No one doubts that the machine frequently doesn’t work, and no one knows just what the root of the problem is or what other problems might occur as a result. Because the defense can’t undermine the accuracy and reliability of a malfunctioning machine using the incomplete information the city has provided from its malfunctioning machine, though, the city shouldn’t have to disclose complete information about the machine. I have no doubt the appellate court would’ve vacated an order telling Scottsdale to disclose internal emails about the machines too, as the defense couldn’t prove the emails would contain exculpatory evidence. See how that works? Does it seem fair to you?
It should come as no surprise to you at this point that the appellate court vacated the superior court’s ruling on the admissibility of evidence from the broken machine. Essentially, the court thought the state had shown the results were scientifically valid and the defense didn’t present anything suggesting the results for the defendants were inaccurate. Like I said before, even though nobody really knows the root of the problem with the malfunctioning machine or its extent even now, the defendants couldn’t show the malfunctioning machine malfunctioned in their case. Thanks to the same court, the defense also didn’t get complete information about the malfunctioning machine’s various malfunctions because they didn’t have enough evidence to show it malfunctioned in their cases.

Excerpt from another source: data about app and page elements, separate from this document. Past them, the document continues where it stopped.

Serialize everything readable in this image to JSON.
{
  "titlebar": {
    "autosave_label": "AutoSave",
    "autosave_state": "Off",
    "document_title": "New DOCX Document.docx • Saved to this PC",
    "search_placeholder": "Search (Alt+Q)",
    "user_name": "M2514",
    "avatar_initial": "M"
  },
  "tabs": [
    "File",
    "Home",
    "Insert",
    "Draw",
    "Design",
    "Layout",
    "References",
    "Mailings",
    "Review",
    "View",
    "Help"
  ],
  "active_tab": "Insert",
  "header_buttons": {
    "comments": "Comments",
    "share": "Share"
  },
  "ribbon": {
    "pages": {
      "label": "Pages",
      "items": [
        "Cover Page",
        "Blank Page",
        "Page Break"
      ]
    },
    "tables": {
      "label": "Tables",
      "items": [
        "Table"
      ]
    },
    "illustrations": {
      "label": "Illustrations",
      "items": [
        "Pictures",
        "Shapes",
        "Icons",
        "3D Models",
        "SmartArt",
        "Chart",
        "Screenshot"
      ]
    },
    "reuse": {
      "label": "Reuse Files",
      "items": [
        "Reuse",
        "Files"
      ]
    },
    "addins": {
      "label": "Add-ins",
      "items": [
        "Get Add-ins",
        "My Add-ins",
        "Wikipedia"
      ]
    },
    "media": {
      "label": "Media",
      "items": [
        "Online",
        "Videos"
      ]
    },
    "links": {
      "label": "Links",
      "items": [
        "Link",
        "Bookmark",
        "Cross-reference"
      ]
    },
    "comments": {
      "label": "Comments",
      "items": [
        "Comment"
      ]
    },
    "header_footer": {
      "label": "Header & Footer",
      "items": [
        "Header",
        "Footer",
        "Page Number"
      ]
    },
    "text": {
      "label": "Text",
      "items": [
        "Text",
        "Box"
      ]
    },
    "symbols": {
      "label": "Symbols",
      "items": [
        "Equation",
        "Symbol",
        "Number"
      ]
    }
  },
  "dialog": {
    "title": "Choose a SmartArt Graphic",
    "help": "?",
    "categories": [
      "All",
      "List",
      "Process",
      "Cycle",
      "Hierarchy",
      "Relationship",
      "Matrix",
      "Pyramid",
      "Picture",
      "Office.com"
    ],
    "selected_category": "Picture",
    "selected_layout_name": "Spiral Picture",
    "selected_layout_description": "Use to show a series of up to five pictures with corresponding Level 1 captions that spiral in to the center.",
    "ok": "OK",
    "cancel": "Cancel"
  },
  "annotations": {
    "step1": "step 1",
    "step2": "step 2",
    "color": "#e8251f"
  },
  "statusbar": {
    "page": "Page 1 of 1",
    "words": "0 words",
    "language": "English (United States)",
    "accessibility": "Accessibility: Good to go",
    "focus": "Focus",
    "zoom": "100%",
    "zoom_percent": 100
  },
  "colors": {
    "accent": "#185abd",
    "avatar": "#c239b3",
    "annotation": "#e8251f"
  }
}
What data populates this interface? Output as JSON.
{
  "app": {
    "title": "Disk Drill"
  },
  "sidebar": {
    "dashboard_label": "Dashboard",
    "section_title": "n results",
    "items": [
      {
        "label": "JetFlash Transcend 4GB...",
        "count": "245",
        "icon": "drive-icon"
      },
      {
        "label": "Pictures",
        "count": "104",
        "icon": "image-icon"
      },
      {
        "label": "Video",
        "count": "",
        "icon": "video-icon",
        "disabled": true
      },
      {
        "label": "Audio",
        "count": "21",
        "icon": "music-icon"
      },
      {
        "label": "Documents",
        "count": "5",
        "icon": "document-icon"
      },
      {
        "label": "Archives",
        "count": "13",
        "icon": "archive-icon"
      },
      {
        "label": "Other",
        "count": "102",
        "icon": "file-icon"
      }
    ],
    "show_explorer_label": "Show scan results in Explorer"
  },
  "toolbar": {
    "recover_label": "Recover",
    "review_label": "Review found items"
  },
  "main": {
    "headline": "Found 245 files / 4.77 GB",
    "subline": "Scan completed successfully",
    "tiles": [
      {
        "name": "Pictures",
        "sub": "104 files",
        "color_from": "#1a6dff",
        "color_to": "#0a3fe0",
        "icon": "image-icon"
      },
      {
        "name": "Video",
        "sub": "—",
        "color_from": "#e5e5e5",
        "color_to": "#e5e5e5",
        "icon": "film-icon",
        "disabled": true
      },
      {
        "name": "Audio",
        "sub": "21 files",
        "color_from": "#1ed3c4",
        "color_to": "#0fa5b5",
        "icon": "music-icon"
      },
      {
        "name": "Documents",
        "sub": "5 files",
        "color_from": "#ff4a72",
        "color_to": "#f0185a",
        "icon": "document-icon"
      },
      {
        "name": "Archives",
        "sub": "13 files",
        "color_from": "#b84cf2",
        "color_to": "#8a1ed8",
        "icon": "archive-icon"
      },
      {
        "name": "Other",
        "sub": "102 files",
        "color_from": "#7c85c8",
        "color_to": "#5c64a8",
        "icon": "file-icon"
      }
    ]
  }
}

It’s a remarkably unfair situation and an abuse of powerful scientific evidence, but I’d expect nothing less from Scottsdale. The appellate court’s continued approval is what’s really disturbing.
Filed under: DUI · Tags: appeal, BAC, blood, chromatogram, chromatograph, court of appeals, driving under the influence, DUI, DWI, results, rule 702, samples, scottsdale city court, scottsdale crime lab, special action, test, unreliable